Both the Metro Vancouver board of directors and the TransLink Mayors' Council will meet in the middle of November for the first time since local elections resulted in a massive change of leadership.
And when both groups meet, they will immediately have to choose new chairs and vice-chairs to head the powerful organizations.
"There's a lot of discussion and lobbying, or electioneering [on the part of ] people who might want to become the chair to reach out to others for support," said Greg Moore, the outgoing chair of Metro Vancouver and outgoing mayor of Port Coquitlam.
Role of Metro Vancouver
The Metro Vancouver board is made up of 40 representatives from all 21 regional municipalities, with the largest cities (Vancouver, Surrey, Burnaby, Richmond, Coquitlam, Langley and Delta) having one additional representative for every 100,000 people in their municipalities.
City councils will decide which people will be their representatives on the Metro Vancouver board, but it's guaranteed at least 60 per cent of members will be brand new.
Once there, they will be in charge of an annual budget close to a billion dollars, responsible for everything from regional growth strategies to parks to wastewater facilities.

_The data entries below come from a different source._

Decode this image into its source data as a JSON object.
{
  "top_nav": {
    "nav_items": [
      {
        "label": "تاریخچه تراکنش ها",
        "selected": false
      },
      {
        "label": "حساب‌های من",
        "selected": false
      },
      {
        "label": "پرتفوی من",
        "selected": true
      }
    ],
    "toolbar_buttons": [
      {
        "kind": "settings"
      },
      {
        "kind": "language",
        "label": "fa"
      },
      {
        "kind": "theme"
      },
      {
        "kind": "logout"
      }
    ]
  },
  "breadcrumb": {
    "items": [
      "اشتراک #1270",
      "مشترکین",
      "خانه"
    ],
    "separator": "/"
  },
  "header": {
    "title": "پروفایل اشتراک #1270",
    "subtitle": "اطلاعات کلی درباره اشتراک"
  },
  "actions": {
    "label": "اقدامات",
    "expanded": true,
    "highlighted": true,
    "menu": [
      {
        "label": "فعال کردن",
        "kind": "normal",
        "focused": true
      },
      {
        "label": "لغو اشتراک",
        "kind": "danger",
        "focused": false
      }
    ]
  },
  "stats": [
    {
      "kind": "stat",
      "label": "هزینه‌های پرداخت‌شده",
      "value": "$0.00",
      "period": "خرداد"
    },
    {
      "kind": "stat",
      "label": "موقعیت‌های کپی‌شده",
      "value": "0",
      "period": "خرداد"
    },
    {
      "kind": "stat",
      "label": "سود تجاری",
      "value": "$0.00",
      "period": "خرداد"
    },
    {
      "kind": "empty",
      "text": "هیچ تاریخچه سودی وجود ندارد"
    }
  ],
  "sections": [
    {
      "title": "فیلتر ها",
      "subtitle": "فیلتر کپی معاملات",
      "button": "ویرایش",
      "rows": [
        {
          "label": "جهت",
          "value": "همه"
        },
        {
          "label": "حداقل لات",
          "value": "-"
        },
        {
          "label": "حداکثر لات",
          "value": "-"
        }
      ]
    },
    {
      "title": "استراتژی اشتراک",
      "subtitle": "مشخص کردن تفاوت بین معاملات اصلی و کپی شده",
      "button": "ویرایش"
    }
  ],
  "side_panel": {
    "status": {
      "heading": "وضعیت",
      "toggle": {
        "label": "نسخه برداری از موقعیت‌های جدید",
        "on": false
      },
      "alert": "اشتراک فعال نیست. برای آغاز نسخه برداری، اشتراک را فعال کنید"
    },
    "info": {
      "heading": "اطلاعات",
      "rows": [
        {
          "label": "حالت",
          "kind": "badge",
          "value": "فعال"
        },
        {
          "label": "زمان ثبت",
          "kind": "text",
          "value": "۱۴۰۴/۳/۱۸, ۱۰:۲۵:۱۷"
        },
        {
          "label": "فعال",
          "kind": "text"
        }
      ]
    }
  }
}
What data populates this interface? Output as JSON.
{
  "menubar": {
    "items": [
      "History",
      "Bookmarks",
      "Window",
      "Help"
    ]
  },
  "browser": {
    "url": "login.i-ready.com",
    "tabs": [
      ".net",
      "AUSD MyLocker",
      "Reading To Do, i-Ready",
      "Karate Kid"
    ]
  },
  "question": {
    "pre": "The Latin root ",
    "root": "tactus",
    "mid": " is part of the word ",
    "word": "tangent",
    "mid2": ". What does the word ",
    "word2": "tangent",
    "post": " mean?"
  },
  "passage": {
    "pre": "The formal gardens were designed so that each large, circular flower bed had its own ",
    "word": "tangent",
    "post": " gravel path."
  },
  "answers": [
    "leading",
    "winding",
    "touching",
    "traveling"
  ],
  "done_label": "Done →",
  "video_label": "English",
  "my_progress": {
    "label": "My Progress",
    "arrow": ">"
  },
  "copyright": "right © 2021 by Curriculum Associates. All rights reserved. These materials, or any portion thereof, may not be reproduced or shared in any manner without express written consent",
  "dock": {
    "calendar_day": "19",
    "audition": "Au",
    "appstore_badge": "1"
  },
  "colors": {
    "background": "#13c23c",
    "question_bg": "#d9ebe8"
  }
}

"Almost nobody understands, other than those that sit at the table, the complexity of the regional governance structures, because the public doesn't see them firsthand," said Coquitlam Mayor Richard Stewart, one of the five returning leaders in the region.
Stewart is hopeful the mayors who got elected promising to slow down growth and conduct more consultations understand the need to continue progress on some regional issues that have been in the works for years.
When I first got elected mayor, there were a few projects I wanted to revisit, but it wasn't possible. Once the work has started on a project, we really have to continue on it, unless there's a major reason not to," he said.
"I want to talk to those newly elected. I welcome them, but I want everyone to be realistic about the importance of the regional infrastructure needs."
Coté for Mayors' Council chair?
The dynamic is similar on the Mayors' Council that oversees TransLink, which also needs to choose a new chair after Derek Corrigan's dramatic defeat on election night.
Just six of the 23 people on the council are returning (the five surviving mayors, plus Tsawwassen First Nation Chief Bryce Williams), putting more pressure on incumbents to provide institutional knowledge in the months ahead.
"I think the few remaining members are going ot have to play strong roles, definitely with the experience and understanding the work those two bodies are working on," said New Westminster Mayor Jonathan Coté.
"But those boards have to find ways to allow the many new voices around the table to help shape the region."
Coté said he'll be reaching out to fellow mayors to see if they would support him as chair. If he succeeds, he'd play a leading role in whether Surrey Mayor Doug McCallum's pledge to push forward on a SkyTrain to Langley — and ditch funded plans for LRT to Guildford and Newton — becomes a reality.
"It would be a significant departure from the previously approved and fully funded plan the TransLink board was moving ahead with," he said.
"Having said that, if a host municipality is not supportive of a major transportation investment, that's not something that can be ignored."
The first mayors' council meeting is scheduled for Nov. 15, with the first Metro Vancouver board meeting on Nov. 16.